One motive for his or her relative obscurity is that scientists who needed to make use of the pictures have wanted to beat a wide range of obstacles. For instance, whereas the images have been declassified, it prices researchers $30 to digitize a single picture. Dr. Radeloff mentioned there are “gobs and gobs of information,” however that the majority photographs are “nonetheless rolled in movie and haven’t but been scanned.”

And it’s taken till lately for software program to turn into refined sufficient to correct, orient and analyze the often-distorted panoramic satellite tv for pc photographs.

In 2015, Dr. Nita started creating a way for processing Corona photographs, impressed by software program that corrects shaky drone footage. “Pc programming wasn’t refined sufficient earlier than,” he mentioned.

With this and different technical advances, analysis utilizing Corona information has picked up. Within the final two years alone, scientists have studied the pictures to trace rock glacier movements in Central Asia, shoreline changes in Saudi Arabia, wadi trees in jap Egyptian deserts and ice loss in Peru.

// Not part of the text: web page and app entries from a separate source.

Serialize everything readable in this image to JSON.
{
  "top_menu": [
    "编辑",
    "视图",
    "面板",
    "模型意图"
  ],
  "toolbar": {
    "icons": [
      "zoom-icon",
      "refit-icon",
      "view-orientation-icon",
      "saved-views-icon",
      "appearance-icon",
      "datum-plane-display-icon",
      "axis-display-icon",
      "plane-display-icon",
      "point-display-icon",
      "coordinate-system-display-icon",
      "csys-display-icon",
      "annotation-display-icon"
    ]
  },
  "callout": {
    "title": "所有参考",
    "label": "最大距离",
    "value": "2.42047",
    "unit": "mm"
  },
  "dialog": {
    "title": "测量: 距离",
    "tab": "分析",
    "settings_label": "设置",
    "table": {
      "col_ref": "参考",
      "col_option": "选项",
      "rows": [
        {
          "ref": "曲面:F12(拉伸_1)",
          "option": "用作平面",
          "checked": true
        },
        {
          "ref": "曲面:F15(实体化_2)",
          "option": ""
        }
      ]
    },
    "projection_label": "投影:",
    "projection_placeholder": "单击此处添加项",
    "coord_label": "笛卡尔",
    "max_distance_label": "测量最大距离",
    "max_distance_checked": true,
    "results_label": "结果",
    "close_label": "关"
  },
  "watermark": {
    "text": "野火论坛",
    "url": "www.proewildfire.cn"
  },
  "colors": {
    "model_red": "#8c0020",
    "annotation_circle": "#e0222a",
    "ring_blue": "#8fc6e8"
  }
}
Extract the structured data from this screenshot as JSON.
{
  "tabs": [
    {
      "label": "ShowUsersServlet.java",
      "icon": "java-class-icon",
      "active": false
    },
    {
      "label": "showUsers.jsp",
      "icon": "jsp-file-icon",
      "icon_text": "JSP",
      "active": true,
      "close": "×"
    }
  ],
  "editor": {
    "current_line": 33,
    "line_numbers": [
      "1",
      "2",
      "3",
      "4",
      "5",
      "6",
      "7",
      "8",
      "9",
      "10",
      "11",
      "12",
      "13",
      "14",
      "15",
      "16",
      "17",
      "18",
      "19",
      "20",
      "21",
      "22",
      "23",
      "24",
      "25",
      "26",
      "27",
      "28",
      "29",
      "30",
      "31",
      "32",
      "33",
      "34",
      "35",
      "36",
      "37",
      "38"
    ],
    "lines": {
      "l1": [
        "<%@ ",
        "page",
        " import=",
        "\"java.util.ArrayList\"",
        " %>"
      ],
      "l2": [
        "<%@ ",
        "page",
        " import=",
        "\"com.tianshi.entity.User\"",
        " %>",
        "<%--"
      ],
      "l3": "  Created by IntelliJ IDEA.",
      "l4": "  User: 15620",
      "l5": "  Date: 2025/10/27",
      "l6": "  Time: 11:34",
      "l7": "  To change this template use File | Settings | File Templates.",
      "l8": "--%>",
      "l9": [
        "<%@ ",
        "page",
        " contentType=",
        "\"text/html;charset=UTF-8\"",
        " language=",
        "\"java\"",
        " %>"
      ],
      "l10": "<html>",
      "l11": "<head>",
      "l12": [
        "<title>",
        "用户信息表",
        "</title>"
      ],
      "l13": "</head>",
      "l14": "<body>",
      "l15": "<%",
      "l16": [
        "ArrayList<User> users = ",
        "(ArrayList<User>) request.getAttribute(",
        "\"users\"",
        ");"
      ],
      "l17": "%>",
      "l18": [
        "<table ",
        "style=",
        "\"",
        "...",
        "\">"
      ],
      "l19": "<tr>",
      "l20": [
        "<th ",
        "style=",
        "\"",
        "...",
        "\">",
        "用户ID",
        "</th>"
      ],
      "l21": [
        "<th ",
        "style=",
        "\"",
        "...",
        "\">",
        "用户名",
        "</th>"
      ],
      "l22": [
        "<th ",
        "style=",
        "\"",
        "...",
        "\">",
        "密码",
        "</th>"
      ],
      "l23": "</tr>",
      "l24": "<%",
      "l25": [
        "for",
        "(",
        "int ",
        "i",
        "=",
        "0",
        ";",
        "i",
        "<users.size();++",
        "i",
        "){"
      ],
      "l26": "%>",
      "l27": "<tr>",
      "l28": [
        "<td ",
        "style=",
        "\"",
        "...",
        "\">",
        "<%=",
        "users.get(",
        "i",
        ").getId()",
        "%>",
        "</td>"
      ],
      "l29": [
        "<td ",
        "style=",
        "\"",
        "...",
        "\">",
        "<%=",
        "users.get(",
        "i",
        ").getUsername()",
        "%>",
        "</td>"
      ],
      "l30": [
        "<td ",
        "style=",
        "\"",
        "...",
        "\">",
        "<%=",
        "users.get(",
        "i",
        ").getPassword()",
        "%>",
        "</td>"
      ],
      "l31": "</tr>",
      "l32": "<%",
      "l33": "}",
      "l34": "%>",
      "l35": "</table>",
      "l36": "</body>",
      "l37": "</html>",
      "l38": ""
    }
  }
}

As soon as wrangled, Corona’s spy pictures can uncover a panorama’s historical past past the modern period of widespread satellite tv for pc imaging.

Usually, Corona’s ’60s-era snapshots captured habitats earlier than people dramatically inundated, paved over, plowed up or developed wild areas into new cities, hydroelectric dams, farmland or industrial zones. The photographs even challenged our assumptions about untouched ecosystems — revealing, greater than once, that presumed old-growth forests are literally youthful than 70 years previous.

“In numerous instances, they lead us to landscapes which are gone, that don’t exist anymore” Dr. Ur mentioned. “Corona is sort of a time machine for us.”

In 2013, Kevin Leempoel, a biologist, got down to retrace the historic boundaries of mangroves in Zhanjiang Mangrove Nationwide Nature Reserve in China’s south. Information have been spotty earlier than the Nineteen Eighties, when world satellites started commonly documenting the planet’s floor from house. “There was this massive hole — we didn’t actually have every other time level,” mentioned Dr. Leempoel, now with Britain’s Royal Botanic Gardens, Kew.

By analyzing black-and-white Corona photographs and marking the forest’s define by hand, Dr. Leempoel demonstrated in 2013 that human exercise had pushed mangrove cowl down by greater than a 3rd from 1967 to 2009. That form of discovering would have been unattainable with out the historic pictures, he mentioned.

“In ecology, we’re all confronted with the identical situation: We begin to have good information within the ’80s or ’90s at greatest,” Dr. Leempoel mentioned. “The distinction between right now after which will not be large. However in comparison with a century in the past, the distinction is gigantic.”

Nonetheless, Corona information stays comparatively untapped by scientists. Solely 5 p.c — about 90,000 photographs out of 1.8 million complete — of the nation’s ever-growing backlog of declassified spy satellite tv for pc pictures has been scanned to date, mentioned Dr. Radeloff. “It hasn’t been used that a lot but. We’re at a cusp,” he mentioned.

With local weather change and different world ecosystem transformations, it’s by no means been extra vital to file and piece collectively long-term environmental timelines, Dr. Muntenau mentioned: “All the pieces we do leaves a footprint. That affect may solely present up a long time later.”